#### [What is needed]
All of the records should be reproduced word for word, but no images may appear in the copy.

───── Excerpted data

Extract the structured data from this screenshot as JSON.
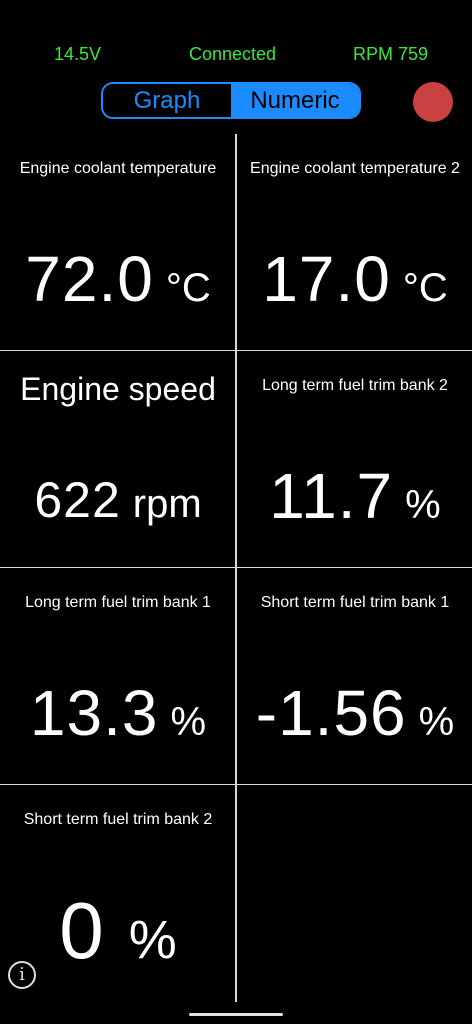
{
  "status": {
    "voltage": "14.5V",
    "connection": "Connected",
    "rpm": "RPM 759",
    "color": "#39e83a"
  },
  "view_toggle": {
    "graph_label": "Graph",
    "numeric_label": "Numeric",
    "selected": "Numeric",
    "accent": "#1a8cff"
  },
  "record_button": {
    "icon": "record-dot-icon",
    "color": "#c94141"
  },
  "gauges": [
    {
      "label": "Engine coolant temperature",
      "value": "72.0",
      "unit": "°C"
    },
    {
      "label": "Engine coolant temperature 2",
      "value": "17.0",
      "unit": "°C"
    },
    {
      "label": "Engine speed",
      "value": "622",
      "unit": "rpm"
    },
    {
      "label": "Long term fuel trim bank 2",
      "value": "11.7",
      "unit": "%"
    },
    {
      "label": "Long term fuel trim bank 1",
      "value": "13.3",
      "unit": "%"
    },
    {
      "label": "Short term fuel trim bank 1",
      "value": "-1.56",
      "unit": "%"
    },
    {
      "label": "Short term fuel trim bank 2",
      "value": "0",
      "unit": "%"
    }
  ],
  "info_button": {
    "glyph": "i",
    "icon": "info-icon"
  }
}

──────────

#### [Solved exercise]
Extract the structured data from this screenshot as JSON.
{
  "status": {
    "voltage": "14.5V",
    "connection": "Connected",
    "rpm": "RPM 759",
    "color": "#39e83a"
  },
  "view_toggle": {
    "graph_label": "Graph",
    "numeric_label": "Numeric",
    "selected": "Numeric",
    "accent": "#1a8cff"
  },
  "record_button": {
    "icon": "record-dot-icon",
    "color": "#c94141"
  },
  "gauges": [
    {
      "label": "Engine coolant temperature",
      "value": "72.0",
      "unit": "°C"
    },
    {
      "label": "Engine coolant temperature 2",
      "value": "17.0",
      "unit": "°C"
    },
    {
      "label": "Engine speed",
      "value": "622",
      "unit": "rpm"
    },
    {
      "label": "Long term fuel trim bank 2",
      "value": "11.7",
      "unit": "%"
    },
    {
      "label": "Long term fuel trim bank 1",
      "value": "13.3",
      "unit": "%"
    },
    {
      "label": "Short term fuel trim bank 1",
      "value": "-1.56",
      "unit": "%"
    },
    {
      "label": "Short term fuel trim bank 2",
      "value": "0",
      "unit": "%"
    }
  ],
  "info_button": {
    "glyph": "i",
    "icon": "info-icon"
  }
}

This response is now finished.